Security staff have been employed to protect a 12th Century Fife church from vandals.

St Bridget’s Kirk in Dalgety Bay has been hit by a string of anti-social behaviour in recent months.

The attacks have prompted Historic Environment Scotland, which manages the site for the nation, to pay for heightened security to prevent youths from gathering at the ruins.

The most costly vandalism happened in April 2016 when the kirke was sprayed with graffiti.

The damage on that occasion cost more than £5,000 to repair as specialist chemicals were needed to preserve the building.

Now the threat of further incidents has prompted a decision to fork out more cash for additional protection.

A spokesperson for Historic Environment Scotland said: “St Bridget’s Kirk is a fascinating site, dating back to the 1100s.

“As with any site of this age, any damage to it can be impossible to repair and result in severe loss to the historic environment.

“We are currently employing a security company to monitor the kirk, supplementing the routine site visits by our monument conservation team.

“Damaging a designated monument is a criminal offence, which Historic Environment Scotland takes extremely seriously.”

The cost of the security patrols has not been revealed.

It is understood the measures are not in response to any one specific incident, but rather to act as a general deterrent.

St Bridget’s Kirk was originally built to serve as the parish church of Dalgety.

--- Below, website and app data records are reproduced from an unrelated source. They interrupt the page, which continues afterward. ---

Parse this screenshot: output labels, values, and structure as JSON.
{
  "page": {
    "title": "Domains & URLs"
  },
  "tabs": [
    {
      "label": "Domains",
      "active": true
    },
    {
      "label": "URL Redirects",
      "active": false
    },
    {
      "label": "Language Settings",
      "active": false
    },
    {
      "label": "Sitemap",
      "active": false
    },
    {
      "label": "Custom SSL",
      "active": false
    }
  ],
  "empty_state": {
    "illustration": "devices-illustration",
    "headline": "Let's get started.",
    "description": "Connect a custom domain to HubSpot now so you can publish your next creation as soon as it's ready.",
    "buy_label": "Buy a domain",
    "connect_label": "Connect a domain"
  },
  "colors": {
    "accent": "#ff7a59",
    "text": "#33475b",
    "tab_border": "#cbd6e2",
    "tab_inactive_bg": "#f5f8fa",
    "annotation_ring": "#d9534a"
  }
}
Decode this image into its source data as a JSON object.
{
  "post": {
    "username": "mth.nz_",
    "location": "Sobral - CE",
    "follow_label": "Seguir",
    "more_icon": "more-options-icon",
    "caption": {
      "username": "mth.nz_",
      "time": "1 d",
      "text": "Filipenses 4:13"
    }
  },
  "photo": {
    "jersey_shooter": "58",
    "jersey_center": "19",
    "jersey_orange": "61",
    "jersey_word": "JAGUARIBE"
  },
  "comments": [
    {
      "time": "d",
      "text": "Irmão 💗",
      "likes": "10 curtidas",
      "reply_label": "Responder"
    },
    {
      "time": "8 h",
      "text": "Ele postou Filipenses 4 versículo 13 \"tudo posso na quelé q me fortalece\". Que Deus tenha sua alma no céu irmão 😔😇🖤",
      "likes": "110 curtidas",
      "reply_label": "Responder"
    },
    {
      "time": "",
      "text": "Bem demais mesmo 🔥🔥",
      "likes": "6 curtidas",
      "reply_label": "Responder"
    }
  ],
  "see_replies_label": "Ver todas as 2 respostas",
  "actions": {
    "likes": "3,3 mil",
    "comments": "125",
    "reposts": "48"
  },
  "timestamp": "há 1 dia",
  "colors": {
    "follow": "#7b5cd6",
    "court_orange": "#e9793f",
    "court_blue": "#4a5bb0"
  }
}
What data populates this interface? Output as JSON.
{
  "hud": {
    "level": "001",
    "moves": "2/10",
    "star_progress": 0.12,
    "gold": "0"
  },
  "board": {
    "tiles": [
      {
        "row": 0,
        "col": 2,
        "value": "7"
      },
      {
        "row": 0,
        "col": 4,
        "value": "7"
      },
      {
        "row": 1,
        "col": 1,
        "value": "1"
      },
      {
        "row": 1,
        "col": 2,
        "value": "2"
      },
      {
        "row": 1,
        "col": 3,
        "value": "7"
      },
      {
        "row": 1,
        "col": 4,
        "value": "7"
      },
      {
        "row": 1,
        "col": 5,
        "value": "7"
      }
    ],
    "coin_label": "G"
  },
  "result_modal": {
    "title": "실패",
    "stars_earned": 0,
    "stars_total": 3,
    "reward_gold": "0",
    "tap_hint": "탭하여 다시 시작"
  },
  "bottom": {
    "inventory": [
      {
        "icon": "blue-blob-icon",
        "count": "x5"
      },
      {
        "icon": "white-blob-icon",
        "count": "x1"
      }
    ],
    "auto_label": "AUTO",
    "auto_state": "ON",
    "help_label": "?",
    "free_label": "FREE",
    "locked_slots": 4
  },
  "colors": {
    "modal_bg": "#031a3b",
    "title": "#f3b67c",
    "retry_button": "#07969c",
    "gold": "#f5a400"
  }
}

Worship was arranged by the Augustinian Canons of Inchcolm Abbey and the church remained in use after the Protestant Reformation in 1560 – albeit significantly altered for Protestant worship.

By the early 19th Century the church had become unsafe and it is now in ruins, although visitors can still see the rectangular outline of the original medieval bilding among the later additions today.

News that security staff have been brought in to help protect the landmark was described as “surprising” yesterday by local Conservative councillor Dave Dempsey.

“There was certainly a burst of anti-social activity some months ago at the church but I thought it had gone quiet,” he said.

“It hasn’t really figured on the radar for a wee while so I’m quite surprised.”

Inverkeithing and Dalgety Bay SNP councillor Alice McGarry also spoke of her “sadness” that such a move was needed.

She concluded: “It’s a sacred site and for people to abuse it in the way they do is quite reprehensible.”